By Lu Chen
Lu Chen
Lu Chen
December 30, 2013 Updated: December 30, 2013

While China’s economy has been slowing down, the security industry has been growing fast due to a boom in the demand for bodyguards. With social conflicts increasing in China, bodyguards, once exclusively employed by celebrities and politicians, have become common among wealthy Chinese.

The way was paved for the security industry to take off in 2010, when the first administrative regulation of security services was published. The new regulations allowed security service companies to provide bodyguard service, which marked the legalization of private bodyguards in China.

4000 security service companies now operate in China, 1300 more than in 2009. The companies employ around 4.2 million, more than two times the number in 2009.

The security industry grosses around US$6.6 billion, more than 5 times the $1.2 billion it realized in 2009, according to the Beijing-based Economic Observer.

The attack in September on Zong Qinghou, the chairman and CEO of the Hangzhou Wahaha Group and ranked by Forbes as China’s richest man, has focused attention on the conflicts between the rich and poor in society. After Zong refused an impoverished man’s request for a job, the man attacked Zong with a knife, slicing the tendons in four fingers.

“The rich people are very wealthy, and the poor people are very poor in China,” said Chen Yongqing, chairman of Genghis Security Academy based in Beijing, according to China Press, a Chinese-language newspaper in Malaysia. “There’s a big gap between the rich and poor, and the resentment is accumulating. Thus, the rich people need protection.”

According to Beijing News, a Chinese millionaire who gives his name as Mr. Dong said a friend of his, also a rich businessman, was recently kidnapped and killed. Mr. Dong himself has received several anonymous calls seeking to extort money from him.

His friend’s murder caused Mr. Dong to decide to hire 20 bodyguards to take care of him and his family. Besides offering security, the bodyguards are also responsible for taking care of his children, the report says.

Preventing kidnapping and murder and taking care of the kids are not the only reasons for hiring a bodyguard. Chen of Genghis Security Academy said some of his wealthy businessman clients hire bodyguards as a symbol of success.

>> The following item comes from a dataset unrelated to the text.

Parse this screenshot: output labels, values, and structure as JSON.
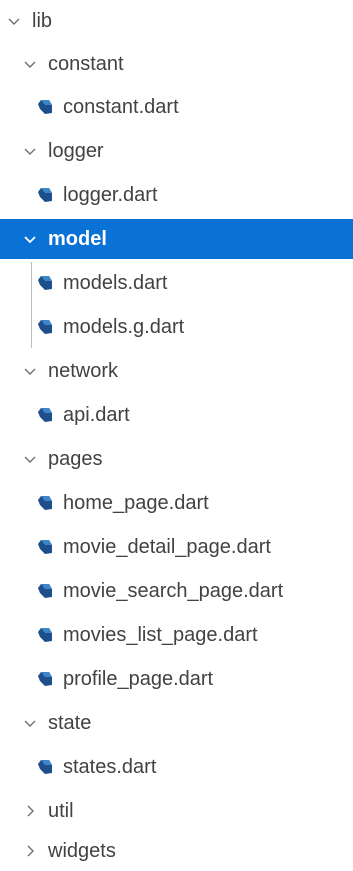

Bodyguards are well paid in China, and the industry is growing fast, according to the Beijing News. Every bodyguard at the Genghis Security Academy has income of more than US$82,000 a year (according to China Daily, the average urban income in China in 2012 was US$3,912).

The company expects to gross 100 million yuan (US$16.5 million) a year within the next five years and is seeking to have its stock listed on an exchange.

People who become bodyguards are mainly retired special forces, retired armed police, retired athletes, and security guards.

“We provide a great platform for thousands of retired soldiers every year,” Chen said, “It is a big waste of talent if we let those people work as security guards for 2000 yuan (US$329) a month.”

Executives of the security companies in China believe the future prospects for the bodyguard industry are very promising. Pan Xianjin, the founder of the security service company China Kingdom International, said demand is outstripping supply in the security service industry, according to the New York Times

In a recent essay, Chinese human rights activist Wei Jingsheng wrote that there are several reasons causing the boom in the bodyguard industry in China—including social inequities, a large wealth gap, the Communist Party and political power being above the law, a lack of fairness and justice, and the loss of legal authority. 

Wei wrote that without fairness and justice, more and more people will seek illegal methods to solve problems in business and resort to taking revenge.

“The government needs to hire millions of soldiers and police for protection, and the bureaucrats and wealthy also need to hire bodyguards for protection,” Wei wrote, “Such a society is on the edge of collapse. It shows the beginning of social turmoil.”

Lu Chen
Lu Chen